--- Data provided Enclosed Below ---
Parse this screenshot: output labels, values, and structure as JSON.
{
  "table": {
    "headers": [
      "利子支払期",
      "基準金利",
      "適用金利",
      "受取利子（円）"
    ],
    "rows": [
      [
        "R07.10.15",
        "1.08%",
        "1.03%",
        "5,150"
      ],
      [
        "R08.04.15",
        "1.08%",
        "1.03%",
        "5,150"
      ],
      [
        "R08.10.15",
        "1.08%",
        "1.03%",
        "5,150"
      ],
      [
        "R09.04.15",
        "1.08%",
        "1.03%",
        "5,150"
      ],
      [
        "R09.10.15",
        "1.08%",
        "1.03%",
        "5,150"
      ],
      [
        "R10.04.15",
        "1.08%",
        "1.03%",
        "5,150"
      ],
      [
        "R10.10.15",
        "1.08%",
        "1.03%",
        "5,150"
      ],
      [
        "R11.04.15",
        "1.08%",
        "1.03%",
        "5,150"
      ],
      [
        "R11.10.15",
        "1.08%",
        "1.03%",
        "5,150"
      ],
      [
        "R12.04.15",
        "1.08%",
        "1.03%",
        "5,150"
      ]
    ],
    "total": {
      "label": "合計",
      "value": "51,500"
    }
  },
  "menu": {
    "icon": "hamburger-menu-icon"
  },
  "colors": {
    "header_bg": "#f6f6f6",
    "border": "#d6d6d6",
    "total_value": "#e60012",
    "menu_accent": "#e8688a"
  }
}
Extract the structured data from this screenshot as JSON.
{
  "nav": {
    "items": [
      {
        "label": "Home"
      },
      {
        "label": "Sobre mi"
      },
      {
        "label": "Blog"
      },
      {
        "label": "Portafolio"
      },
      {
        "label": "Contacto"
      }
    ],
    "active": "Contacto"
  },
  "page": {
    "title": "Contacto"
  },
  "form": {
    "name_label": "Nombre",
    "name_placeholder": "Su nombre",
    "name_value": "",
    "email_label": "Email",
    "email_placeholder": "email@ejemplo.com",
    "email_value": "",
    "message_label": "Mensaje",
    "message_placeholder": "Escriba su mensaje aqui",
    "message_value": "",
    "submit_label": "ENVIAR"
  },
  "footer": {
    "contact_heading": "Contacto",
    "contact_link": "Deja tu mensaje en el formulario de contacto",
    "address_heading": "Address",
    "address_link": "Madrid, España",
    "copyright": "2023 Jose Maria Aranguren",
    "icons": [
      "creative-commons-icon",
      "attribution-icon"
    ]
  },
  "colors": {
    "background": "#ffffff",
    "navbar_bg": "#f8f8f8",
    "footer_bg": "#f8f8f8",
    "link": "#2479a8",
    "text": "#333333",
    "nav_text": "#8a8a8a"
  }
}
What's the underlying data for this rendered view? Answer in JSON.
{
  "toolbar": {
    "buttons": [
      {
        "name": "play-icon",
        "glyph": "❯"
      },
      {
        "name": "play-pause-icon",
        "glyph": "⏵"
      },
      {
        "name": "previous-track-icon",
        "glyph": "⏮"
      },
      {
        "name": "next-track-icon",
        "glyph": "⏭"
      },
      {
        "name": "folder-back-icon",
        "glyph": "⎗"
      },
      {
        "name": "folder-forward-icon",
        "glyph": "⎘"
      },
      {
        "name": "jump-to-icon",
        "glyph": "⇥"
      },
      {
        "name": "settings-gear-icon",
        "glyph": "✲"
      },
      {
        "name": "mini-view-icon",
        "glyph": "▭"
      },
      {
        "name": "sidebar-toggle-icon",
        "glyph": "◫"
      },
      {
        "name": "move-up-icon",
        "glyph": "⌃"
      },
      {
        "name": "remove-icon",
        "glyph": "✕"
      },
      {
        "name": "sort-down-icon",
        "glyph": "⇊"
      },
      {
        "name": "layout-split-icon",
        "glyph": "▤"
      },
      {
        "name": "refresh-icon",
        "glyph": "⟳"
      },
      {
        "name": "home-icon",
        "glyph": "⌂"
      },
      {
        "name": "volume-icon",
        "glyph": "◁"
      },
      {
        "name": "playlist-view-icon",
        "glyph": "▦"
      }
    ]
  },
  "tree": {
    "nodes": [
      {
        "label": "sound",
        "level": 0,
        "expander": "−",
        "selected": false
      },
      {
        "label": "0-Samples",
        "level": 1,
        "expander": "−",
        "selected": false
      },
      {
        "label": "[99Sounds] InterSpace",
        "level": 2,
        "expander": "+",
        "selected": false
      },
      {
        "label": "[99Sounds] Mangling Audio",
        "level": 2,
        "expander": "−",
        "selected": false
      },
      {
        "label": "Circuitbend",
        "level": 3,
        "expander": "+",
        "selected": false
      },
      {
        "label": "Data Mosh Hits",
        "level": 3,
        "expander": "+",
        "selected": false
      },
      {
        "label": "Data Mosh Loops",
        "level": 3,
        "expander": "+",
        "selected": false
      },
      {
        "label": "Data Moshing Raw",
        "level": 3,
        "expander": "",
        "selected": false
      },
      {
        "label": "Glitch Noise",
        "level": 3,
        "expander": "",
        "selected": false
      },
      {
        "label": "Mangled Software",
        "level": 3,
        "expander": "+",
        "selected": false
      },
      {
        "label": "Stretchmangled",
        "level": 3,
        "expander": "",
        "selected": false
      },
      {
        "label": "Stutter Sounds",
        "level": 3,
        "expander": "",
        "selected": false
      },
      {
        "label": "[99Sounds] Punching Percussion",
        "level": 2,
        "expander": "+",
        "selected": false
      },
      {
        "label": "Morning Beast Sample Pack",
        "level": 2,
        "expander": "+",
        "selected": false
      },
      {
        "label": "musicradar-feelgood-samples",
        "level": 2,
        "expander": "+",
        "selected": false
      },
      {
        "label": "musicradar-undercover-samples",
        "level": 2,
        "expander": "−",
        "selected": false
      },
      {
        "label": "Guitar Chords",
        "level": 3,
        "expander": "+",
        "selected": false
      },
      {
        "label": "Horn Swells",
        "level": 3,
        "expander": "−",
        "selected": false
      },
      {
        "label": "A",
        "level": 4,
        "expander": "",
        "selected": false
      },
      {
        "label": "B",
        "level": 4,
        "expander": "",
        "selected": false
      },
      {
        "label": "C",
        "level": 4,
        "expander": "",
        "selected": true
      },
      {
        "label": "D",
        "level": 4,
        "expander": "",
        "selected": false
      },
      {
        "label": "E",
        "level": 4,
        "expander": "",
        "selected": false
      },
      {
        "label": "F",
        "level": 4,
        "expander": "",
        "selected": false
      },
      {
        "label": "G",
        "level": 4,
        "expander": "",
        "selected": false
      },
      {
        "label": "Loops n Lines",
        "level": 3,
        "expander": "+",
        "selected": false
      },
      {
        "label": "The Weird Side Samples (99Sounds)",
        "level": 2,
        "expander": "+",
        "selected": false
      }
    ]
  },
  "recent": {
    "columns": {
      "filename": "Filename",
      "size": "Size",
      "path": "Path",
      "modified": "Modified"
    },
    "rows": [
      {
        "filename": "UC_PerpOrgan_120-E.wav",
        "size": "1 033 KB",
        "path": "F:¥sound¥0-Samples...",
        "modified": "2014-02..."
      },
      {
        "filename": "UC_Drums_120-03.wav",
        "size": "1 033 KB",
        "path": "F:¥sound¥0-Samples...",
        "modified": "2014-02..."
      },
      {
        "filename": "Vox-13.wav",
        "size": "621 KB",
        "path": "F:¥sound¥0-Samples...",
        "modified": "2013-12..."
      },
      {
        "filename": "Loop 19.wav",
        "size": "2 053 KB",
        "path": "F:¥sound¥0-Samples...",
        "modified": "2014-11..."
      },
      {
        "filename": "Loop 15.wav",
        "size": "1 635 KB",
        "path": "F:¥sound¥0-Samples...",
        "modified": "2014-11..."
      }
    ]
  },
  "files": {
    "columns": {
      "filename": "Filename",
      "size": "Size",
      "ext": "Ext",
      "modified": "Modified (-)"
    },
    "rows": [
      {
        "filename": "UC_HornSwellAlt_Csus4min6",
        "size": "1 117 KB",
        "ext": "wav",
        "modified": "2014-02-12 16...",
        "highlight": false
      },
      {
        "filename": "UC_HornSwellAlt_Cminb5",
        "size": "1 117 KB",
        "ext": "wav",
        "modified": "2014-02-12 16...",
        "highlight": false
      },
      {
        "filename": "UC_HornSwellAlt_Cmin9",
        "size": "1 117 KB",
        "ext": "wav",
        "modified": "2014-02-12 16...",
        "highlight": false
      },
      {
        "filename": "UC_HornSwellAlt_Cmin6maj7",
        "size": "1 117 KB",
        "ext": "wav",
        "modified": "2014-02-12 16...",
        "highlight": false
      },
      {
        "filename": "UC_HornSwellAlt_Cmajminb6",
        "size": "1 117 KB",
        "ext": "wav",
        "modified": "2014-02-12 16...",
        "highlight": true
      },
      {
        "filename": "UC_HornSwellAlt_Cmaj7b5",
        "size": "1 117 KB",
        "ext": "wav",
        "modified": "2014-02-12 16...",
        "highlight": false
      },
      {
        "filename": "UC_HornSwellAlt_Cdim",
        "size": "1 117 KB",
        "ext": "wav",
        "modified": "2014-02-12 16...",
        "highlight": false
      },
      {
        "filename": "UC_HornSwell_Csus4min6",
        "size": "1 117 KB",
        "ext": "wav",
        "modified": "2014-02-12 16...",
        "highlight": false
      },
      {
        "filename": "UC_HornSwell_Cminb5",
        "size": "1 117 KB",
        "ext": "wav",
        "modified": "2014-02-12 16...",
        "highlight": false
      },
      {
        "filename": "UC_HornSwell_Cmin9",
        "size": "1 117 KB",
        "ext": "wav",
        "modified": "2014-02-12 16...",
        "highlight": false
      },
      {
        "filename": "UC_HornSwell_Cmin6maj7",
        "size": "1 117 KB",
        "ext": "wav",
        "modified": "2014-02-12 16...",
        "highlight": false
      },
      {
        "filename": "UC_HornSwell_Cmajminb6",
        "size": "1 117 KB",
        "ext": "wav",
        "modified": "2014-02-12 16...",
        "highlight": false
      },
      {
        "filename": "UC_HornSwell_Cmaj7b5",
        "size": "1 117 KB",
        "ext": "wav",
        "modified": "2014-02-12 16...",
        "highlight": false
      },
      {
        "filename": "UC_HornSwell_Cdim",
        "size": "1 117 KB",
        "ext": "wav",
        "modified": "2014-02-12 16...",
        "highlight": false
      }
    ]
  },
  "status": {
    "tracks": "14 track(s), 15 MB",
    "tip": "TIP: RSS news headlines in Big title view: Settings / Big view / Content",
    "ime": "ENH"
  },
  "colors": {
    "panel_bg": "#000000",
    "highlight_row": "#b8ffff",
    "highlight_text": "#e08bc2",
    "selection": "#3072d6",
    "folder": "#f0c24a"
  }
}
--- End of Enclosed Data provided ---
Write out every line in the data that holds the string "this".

Parse this screenshot: output labels, values, and structure as JSON.
Extract the structured data from this screenshot as JSON.
What's the underlying data for this rendered view? Answer in JSON.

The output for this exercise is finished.